So I may have lost a lot of writing last week.
I turned on my nine-year-old laptop as usual, the steady dinosaur that it was, a beloved holdover from my consulting days…and I got the black screen of death.
This wouldn’t be a crisis for an organized person. A thoughtful person who regularly backs up her work. A person who listens to her husband who has countless spare hard drives and a degree in information technology. But unfortunately, I am not that person. I’m the person who saves everything randomly to the desktop.
So yes. Not my best day.
I cried. And prayed. And spent the better part of an afternoon staring at the small, silver hard drive, trying to will it back to life.

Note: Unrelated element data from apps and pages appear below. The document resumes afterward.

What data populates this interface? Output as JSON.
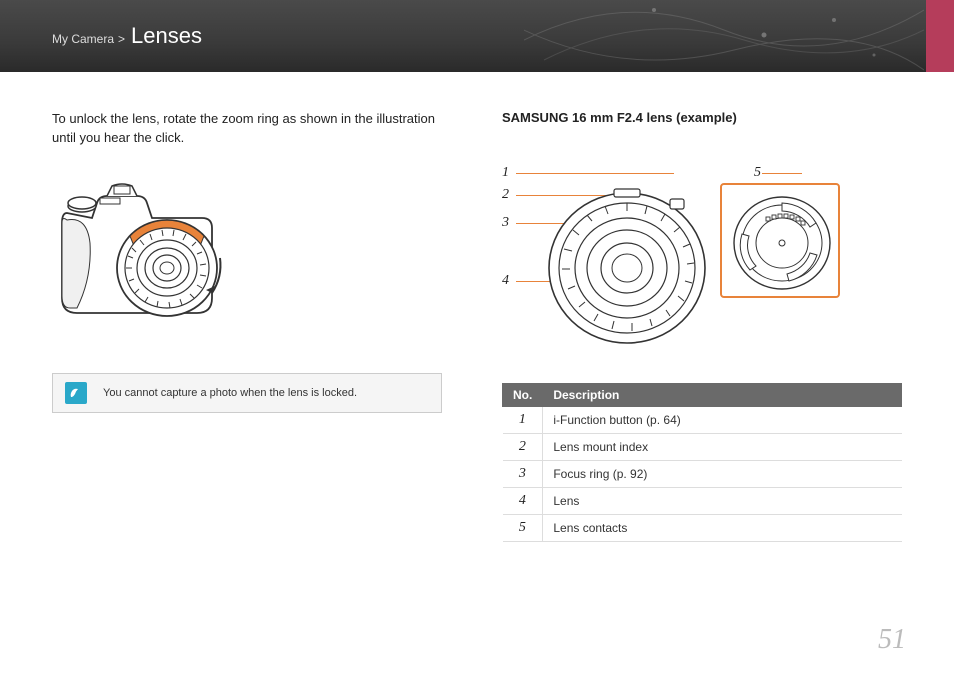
{
  "breadcrumb": {
    "parent": "My Camera",
    "separator": ">",
    "current": "Lenses"
  },
  "left": {
    "intro": "To unlock the lens, rotate the zoom ring as shown in the illustration until you hear the click.",
    "note": "You cannot capture a photo when the lens is locked."
  },
  "right": {
    "example_title": "SAMSUNG 16 mm F2.4 lens (example)",
    "callouts": {
      "c1": "1",
      "c2": "2",
      "c3": "3",
      "c4": "4",
      "c5": "5"
    },
    "table": {
      "headers": {
        "no": "No.",
        "desc": "Description"
      },
      "rows": [
        {
          "no": "1",
          "desc": "i-Function button (p. 64)"
        },
        {
          "no": "2",
          "desc": "Lens mount index"
        },
        {
          "no": "3",
          "desc": "Focus ring (p. 92)"
        },
        {
          "no": "4",
          "desc": "Lens"
        },
        {
          "no": "5",
          "desc": "Lens contacts"
        }
      ]
    }
  },
  "page_number": "51"
}
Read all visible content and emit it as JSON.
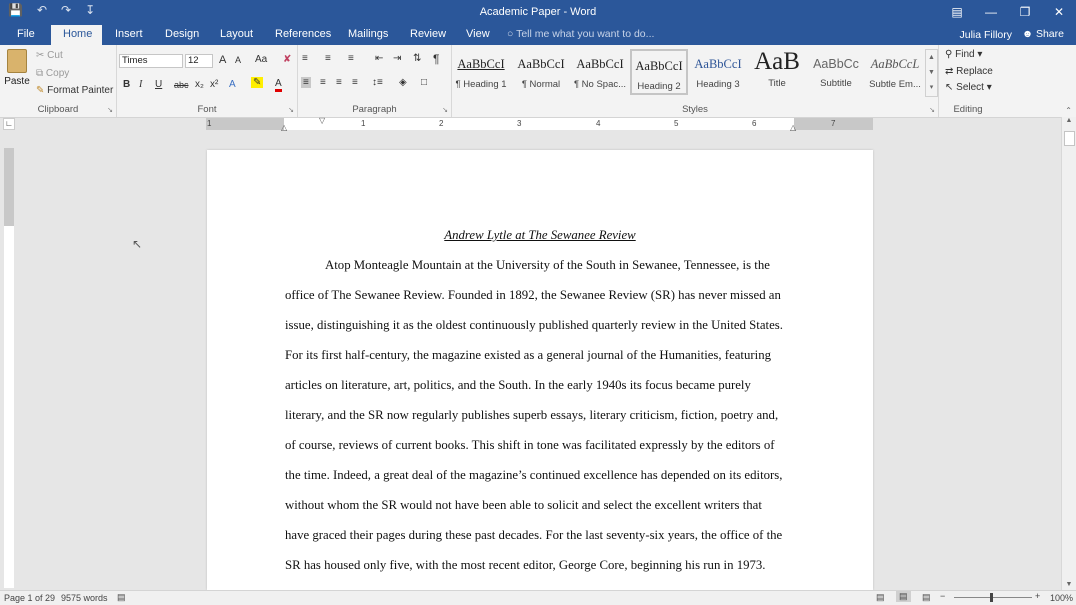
{
  "window": {
    "title": "Academic Paper - Word",
    "user": "Julia Fillory",
    "share": "Share"
  },
  "tabs": [
    "File",
    "Home",
    "Insert",
    "Design",
    "Layout",
    "References",
    "Mailings",
    "Review",
    "View"
  ],
  "tell_me": "Tell me what you want to do...",
  "clipboard": {
    "paste": "Paste",
    "cut": "Cut",
    "copy": "Copy",
    "format_painter": "Format Painter",
    "label": "Clipboard"
  },
  "font": {
    "name": "Times",
    "size": "12",
    "label": "Font",
    "b": "B",
    "i": "I",
    "u": "U",
    "strike": "abc",
    "sub": "x₂",
    "sup": "x²",
    "grow": "A",
    "shrink": "A",
    "case": "Aa"
  },
  "paragraph": {
    "label": "Paragraph"
  },
  "styles": {
    "label": "Styles",
    "items": [
      {
        "preview": "AaBbCcI",
        "name": "¶ Heading 1"
      },
      {
        "preview": "AaBbCcI",
        "name": "¶ Normal"
      },
      {
        "preview": "AaBbCcI",
        "name": "¶ No Spac..."
      },
      {
        "preview": "AaBbCcI",
        "name": "Heading 2"
      },
      {
        "preview": "AaBbCcI",
        "name": "Heading 3"
      },
      {
        "preview": "AaB",
        "name": "Title"
      },
      {
        "preview": "AaBbCc",
        "name": "Subtitle"
      },
      {
        "preview": "AaBbCcL",
        "name": "Subtle Em..."
      }
    ]
  },
  "editing": {
    "find": "Find",
    "replace": "Replace",
    "select": "Select",
    "label": "Editing"
  },
  "ruler": {
    "numbers": [
      "1",
      "1",
      "2",
      "3",
      "4",
      "5",
      "6",
      "7"
    ]
  },
  "document": {
    "heading": "Andrew Lytle at The Sewanee Review",
    "lines": [
      "Atop Monteagle Mountain at the University of the South in Sewanee, Tennessee, is the",
      "office of The Sewanee Review. Founded in 1892, the Sewanee Review (SR) has never missed an",
      "issue, distinguishing it as the oldest continuously published quarterly review in the United States.",
      "For its first half-century, the magazine existed as a general journal of the Humanities, featuring",
      "articles on literature, art, politics, and the South. In the early 1940s its focus became purely",
      "literary, and the SR now regularly publishes superb essays, literary criticism, fiction, poetry and,",
      "of course, reviews of current books. This shift in tone was facilitated expressly by the editors of",
      "the time. Indeed, a great deal of the magazine’s continued excellence has depended on its editors,",
      "without whom the SR would not have been able to solicit and select the excellent writers that",
      "have graced their pages during these past decades. For the last seventy-six years, the office of the",
      "SR has housed only five, with the most recent editor, George Core, beginning his run in 1973."
    ]
  },
  "status": {
    "page": "Page 1 of 29",
    "words": "9575 words",
    "zoom": "100%"
  }
}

Let’s just say that it’s been in the tomb for more than three days and I’m seeing no signs of Resurrection.
So instead of my planned post about weeping, the one still locked in the hard-drive tomb, you just have me weeping. Wordless, computer-less, and feeling surprisingly small.
And strangely, this small loss left me with big questions – questions about my Creator and my creations.
But into these questions, Isaiah brought answers; Isaiah, who saw the Lord and declared his own words “unclean” in His holy presence.
Isaiah describes the Lord as high and lifted up, sitting “enthroned above the circle of the earth,” and people “like grasshoppers.” He says that kingdoms of this world, the rulers and their creations, will last only a moment.
No sooner are they planted,
no sooner are they sown,
no sooner do they take root in the ground,
than He blows on them and they wither,
and a whirlwind sweeps them away like chaff. (Isaiah 40:22-24)
The scripture speaks again and again to our smallness, our temporary-ness. We are a “mist that appears for a little while and vanishes,” (James 4:14), like flowers that fade and fall (1 Peter 1:24). And yet God promises to raise us imperishable and eternal in Christ (1 Cor. 15:42-44). He promises to prepare a place for us, a dwelling that will never be destroyed (2 Cor. 5:1-2).
But what should we do in meantime? What about our labor now? Will our loving Father sometimes allow the work of our hands to be swept away like chaff?
He may. For reasons we do not understand.
Because He is God and we are not.
So perhaps instead of trying so hard to create something beautiful, something lasting, something large, God instead wants us to become small. Small enough to draw near to His beauty.
Because when we realize we’re little, and fragile, and silly enough to save everything to the desktop – we reach for His hand.
I am the Lord, who takes hold of your right hand,
and says to you, “Do not fear, I will help you…
…do not be afraid, oh little Israel.
for I myself will help you. (Isaiah 41:14-15)
The one who sits enthroned above the circle of the earth, the one who measures the waters in the hollow of his hands, the one who holds the dusts of the earth in a basket and weighs the mountains on scales – that mighty God desires to bend down low and take hold of our hands.
If we only stay small enough.